- **The problem**:
In the records below, find the lines that include "value" and copy each.

- **Records provided**:
★ ★ ★
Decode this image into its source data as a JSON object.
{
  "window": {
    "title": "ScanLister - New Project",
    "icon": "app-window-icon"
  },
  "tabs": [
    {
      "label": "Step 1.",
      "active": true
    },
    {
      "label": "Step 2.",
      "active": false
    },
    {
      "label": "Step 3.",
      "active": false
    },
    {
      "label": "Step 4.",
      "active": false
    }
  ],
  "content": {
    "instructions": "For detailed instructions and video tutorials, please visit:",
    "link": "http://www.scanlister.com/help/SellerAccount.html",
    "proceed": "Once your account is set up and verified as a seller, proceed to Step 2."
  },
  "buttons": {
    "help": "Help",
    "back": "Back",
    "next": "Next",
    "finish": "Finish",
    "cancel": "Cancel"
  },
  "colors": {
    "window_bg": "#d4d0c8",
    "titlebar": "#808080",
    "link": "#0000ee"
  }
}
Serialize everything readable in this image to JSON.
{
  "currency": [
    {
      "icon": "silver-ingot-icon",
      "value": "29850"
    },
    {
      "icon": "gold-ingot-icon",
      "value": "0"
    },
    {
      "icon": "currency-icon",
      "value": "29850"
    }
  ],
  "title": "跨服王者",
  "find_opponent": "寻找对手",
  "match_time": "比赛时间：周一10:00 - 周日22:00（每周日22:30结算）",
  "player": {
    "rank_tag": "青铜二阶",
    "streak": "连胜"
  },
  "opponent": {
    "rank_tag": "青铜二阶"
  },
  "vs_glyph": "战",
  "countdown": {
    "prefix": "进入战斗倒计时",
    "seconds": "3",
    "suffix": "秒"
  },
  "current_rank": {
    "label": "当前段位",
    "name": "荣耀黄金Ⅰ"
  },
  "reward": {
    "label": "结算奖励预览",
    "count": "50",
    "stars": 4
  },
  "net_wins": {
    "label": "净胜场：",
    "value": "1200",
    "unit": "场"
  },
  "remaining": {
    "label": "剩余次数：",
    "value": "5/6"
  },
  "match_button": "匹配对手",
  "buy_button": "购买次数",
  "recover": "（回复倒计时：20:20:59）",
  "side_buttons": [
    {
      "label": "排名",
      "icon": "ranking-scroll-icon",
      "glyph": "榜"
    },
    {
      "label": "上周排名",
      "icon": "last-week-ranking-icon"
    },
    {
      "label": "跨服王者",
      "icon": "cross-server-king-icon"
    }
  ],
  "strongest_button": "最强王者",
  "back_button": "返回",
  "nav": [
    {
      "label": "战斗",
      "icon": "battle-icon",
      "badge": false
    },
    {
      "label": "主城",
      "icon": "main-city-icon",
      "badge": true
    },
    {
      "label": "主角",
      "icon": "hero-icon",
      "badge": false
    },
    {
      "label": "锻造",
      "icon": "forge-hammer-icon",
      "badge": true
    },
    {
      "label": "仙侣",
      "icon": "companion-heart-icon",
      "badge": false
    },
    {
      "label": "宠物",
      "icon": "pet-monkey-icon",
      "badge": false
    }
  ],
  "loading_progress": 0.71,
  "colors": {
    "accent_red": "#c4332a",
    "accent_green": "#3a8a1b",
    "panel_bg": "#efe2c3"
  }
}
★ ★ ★
- **Your response**:
      "value": "29850"
      "value": "0"
      "value": "29850"
    "value": "1200",
    "value": "5/6"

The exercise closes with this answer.